───── Records for this exercise ─────
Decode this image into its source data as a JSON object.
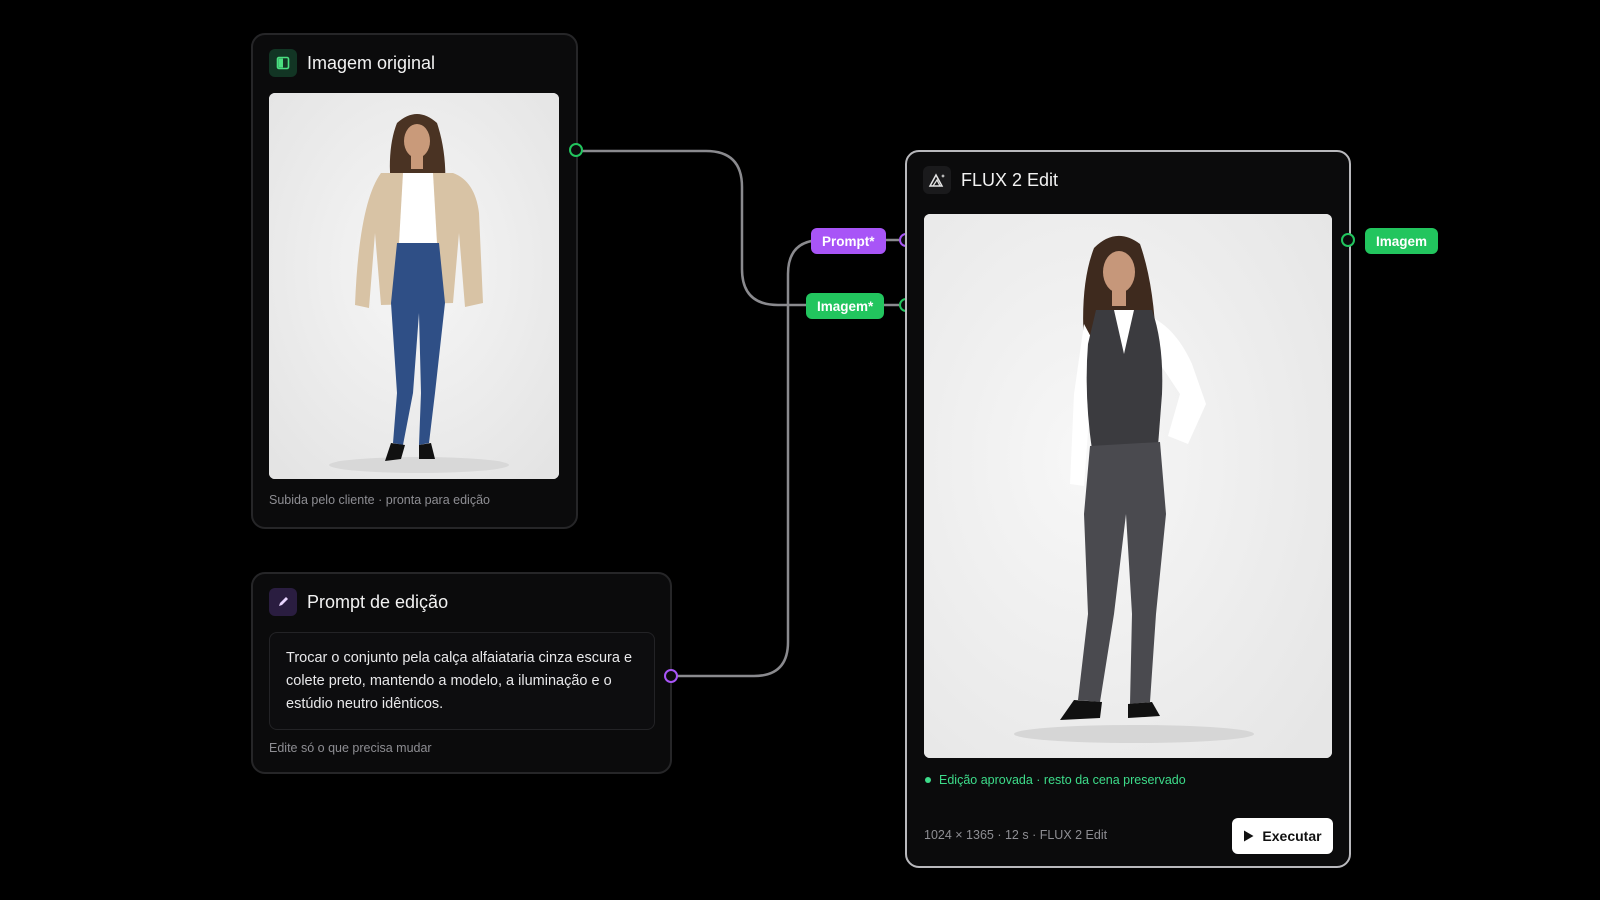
{
  "nodes": {
    "original": {
      "title": "Imagem original",
      "caption": "Subida pelo cliente · pronta para edição",
      "icon": "image-panel-icon"
    },
    "prompt": {
      "title": "Prompt de edição",
      "text": "Trocar o conjunto pela calça alfaiataria cinza escura e colete preto, mantendo a modelo, a iluminação e o estúdio neutro idênticos.",
      "caption": "Edite só o que precisa mudar",
      "icon": "pencil-icon"
    },
    "flux": {
      "title": "FLUX 2 Edit",
      "inputs": [
        "Prompt*",
        "Imagem*"
      ],
      "output": "Imagem",
      "status": "Edição aprovada · resto da cena preservado",
      "meta": "1024 × 1365 · 12 s · FLUX 2 Edit",
      "run_label": "Executar",
      "icon": "mountain-sparkle-icon"
    }
  },
  "colors": {
    "image_port": "#22c55e",
    "prompt_port": "#a855f7",
    "wire": "#8a8a8e",
    "status": "#3ddc8a"
  }
}
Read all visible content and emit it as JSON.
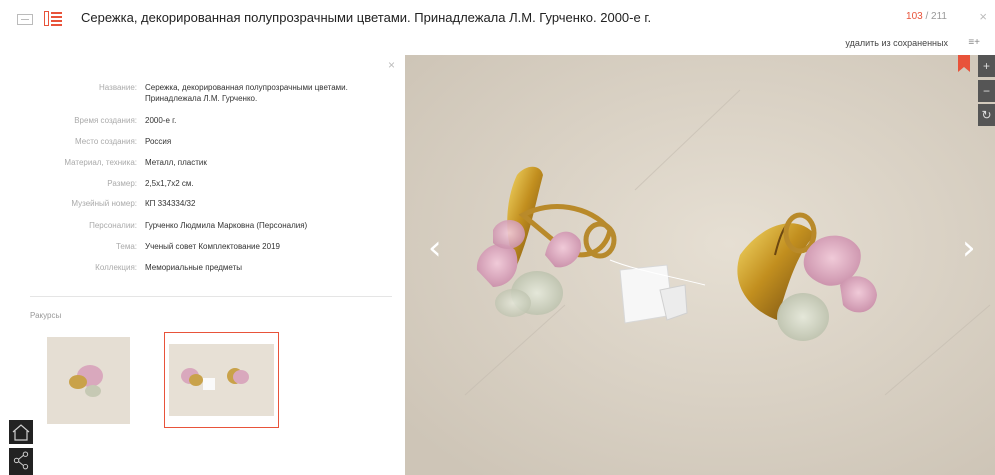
{
  "header": {
    "title": "Сережка, декорированная полупрозрачными цветами. Принадлежала Л.М. Гурченко. 2000-е г.",
    "counter_current": "103",
    "counter_separator": " / ",
    "counter_total": "211",
    "close_glyph": "×",
    "remove_saved_label": "удалить из сохраненных",
    "saved_icon_glyph": "≡+"
  },
  "info_panel": {
    "close_glyph": "×",
    "fields": [
      {
        "label": "Название:",
        "value": "Сережка, декорированная полупрозрачными цветами. Принадлежала Л.М. Гурченко."
      },
      {
        "label": "Время создания:",
        "value": "2000-е г."
      },
      {
        "label": "Место создания:",
        "value": "Россия"
      },
      {
        "label": "Материал, техника:",
        "value": "Металл, пластик"
      },
      {
        "label": "Размер:",
        "value": "2,5х1,7х2 см."
      },
      {
        "label": "Музейный номер:",
        "value": "КП 334334/32"
      },
      {
        "label": "Персоналии:",
        "value": "Гурченко Людмила Марковна (Персоналия)"
      },
      {
        "label": "Тема:",
        "value": "Ученый совет Комплектование 2019"
      },
      {
        "label": "Коллекция:",
        "value": "Мемориальные предметы"
      }
    ],
    "views_label": "Ракурсы"
  },
  "viewer": {
    "zoom_in_glyph": "+",
    "zoom_out_glyph": "−",
    "reset_glyph": "↻",
    "prev_glyph": "‹",
    "next_glyph": "›"
  },
  "colors": {
    "accent": "#e8533a",
    "photo_background": "#ddd5c9"
  },
  "icons": [
    "grid-view-icon",
    "list-view-icon",
    "bookmark-icon",
    "home-icon",
    "share-icon"
  ]
}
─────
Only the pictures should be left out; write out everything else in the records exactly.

Decode this image into its source data as a JSON object.
{
  "nodes": {
    "original": {
      "title": "Imagem original",
      "caption": "Subida pelo cliente · pronta para edição",
      "icon": "image-panel-icon"
    },
    "prompt": {
      "title": "Prompt de edição",
      "text": "Trocar o conjunto pela calça alfaiataria cinza escura e colete preto, mantendo a modelo, a iluminação e o estúdio neutro idênticos.",
      "caption": "Edite só o que precisa mudar",
      "icon": "pencil-icon"
    },
    "flux": {
      "title": "FLUX 2 Edit",
      "inputs": [
        "Prompt*",
        "Imagem*"
      ],
      "output": "Imagem",
      "status": "Edição aprovada · resto da cena preservado",
      "meta": "1024 × 1365 · 12 s · FLUX 2 Edit",
      "run_label": "Executar",
      "icon": "mountain-sparkle-icon"
    }
  },
  "colors": {
    "image_port": "#22c55e",
    "prompt_port": "#a855f7",
    "wire": "#8a8a8e",
    "status": "#3ddc8a"
  }
}
Read all visible content and emit it as JSON.
{
  "header": {
    "title": "Сережка, декорированная полупрозрачными цветами. Принадлежала Л.М. Гурченко. 2000-е г.",
    "counter_current": "103",
    "counter_separator": " / ",
    "counter_total": "211",
    "close_glyph": "×",
    "remove_saved_label": "удалить из сохраненных",
    "saved_icon_glyph": "≡+"
  },
  "info_panel": {
    "close_glyph": "×",
    "fields": [
      {
        "label": "Название:",
        "value": "Сережка, декорированная полупрозрачными цветами. Принадлежала Л.М. Гурченко."
      },
      {
        "label": "Время создания:",
        "value": "2000-е г."
      },
      {
        "label": "Место создания:",
        "value": "Россия"
      },
      {
        "label": "Материал, техника:",
        "value": "Металл, пластик"
      },
      {
        "label": "Размер:",
        "value": "2,5х1,7х2 см."
      },
      {
        "label": "Музейный номер:",
        "value": "КП 334334/32"
      },
      {
        "label": "Персоналии:",
        "value": "Гурченко Людмила Марковна (Персоналия)"
      },
      {
        "label": "Тема:",
        "value": "Ученый совет Комплектование 2019"
      },
      {
        "label": "Коллекция:",
        "value": "Мемориальные предметы"
      }
    ],
    "views_label": "Ракурсы"
  },
  "viewer": {
    "zoom_in_glyph": "+",
    "zoom_out_glyph": "−",
    "reset_glyph": "↻",
    "prev_glyph": "‹",
    "next_glyph": "›"
  },
  "colors": {
    "accent": "#e8533a",
    "photo_background": "#ddd5c9"
  },
  "icons": [
    "grid-view-icon",
    "list-view-icon",
    "bookmark-icon",
    "home-icon",
    "share-icon"
  ]
}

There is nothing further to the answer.